The Auburn Fire Division recently gained an important seal of approval from a company that rates thousands of fire departments across the country every year. With the city's new rating, residents and businesses may see the cost of their fire insurance decrease.
The city was rated in the top 2.4 percent in the nation for its fire protection, according to a press release by the city. The Insurance Services Office, a private subsidiary of Verisk Analytics, rates the effectiveness of local fire protection with a system called the Public Protection Classification.
"Last year, ISO graded 48,000 fire departments, and only about 1,000 of were ranked a No. 2 rating," said Auburn Fire Division Chief John Lankford. "For a small community, (the rating) is pretty good."
The classification system rates communities from one to 10 in terms of the fire protection, with one being the best and 10 designating communities with the worst protection. Auburn was rated a 2/2X, an improvement upon the 3/9 rating the city received in 2008.

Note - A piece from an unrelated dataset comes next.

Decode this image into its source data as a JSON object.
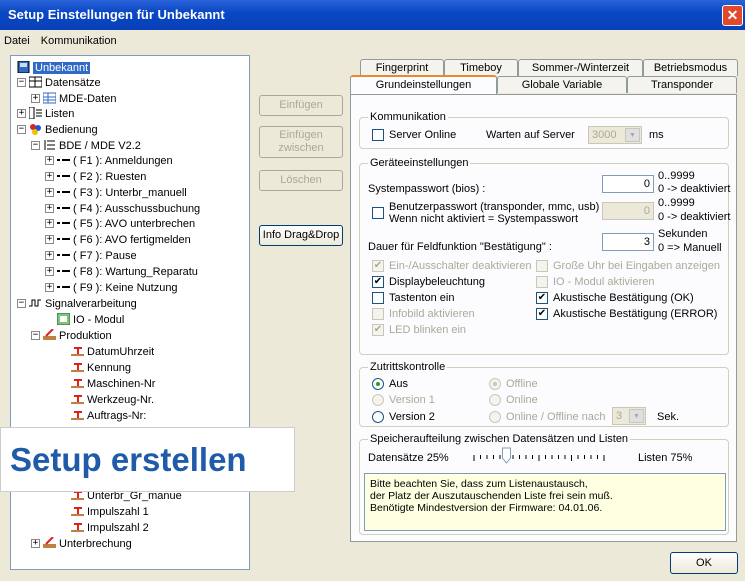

The city's 911 system and infrastructure are assessed, in part, to determine the ranking.
"They look at our 911 system, how we receive calls, how those calls are dispatched and how all of that recording and processing goes on," Lankford said. "Another component is our water system, our fire hydrants, how often we test them and how much water they'll flow."
But the company also assesed the city's fire division more specifically.
"Another big component is the fire department in itself," Lankford said. "They look at our training records, the number of firefighters working on a shift, our fire trucks, what are their capabilities, what kind of equipment they have and how much water they'll pump."
Most insurance companies use the rating to determine fire insurance rates, aside from the general information the rating provides about the quality of the city's fire division.
The first half of the 2/2X classification is used to determine fire insurance rates for structures within 5 miles of a city fire station and within 1,000 feet of a fire hydrant or other water source.
The 2X portion of the classification is used for any structures in the city that are within 5 miles of a fire station, but are more than 1,000 feet from water sources, according to the press release.
"It's important for us because it directly reflects a national standard," Lankford said. "It gives us a score on a national-standard level. It gives us the insight on our capabilities."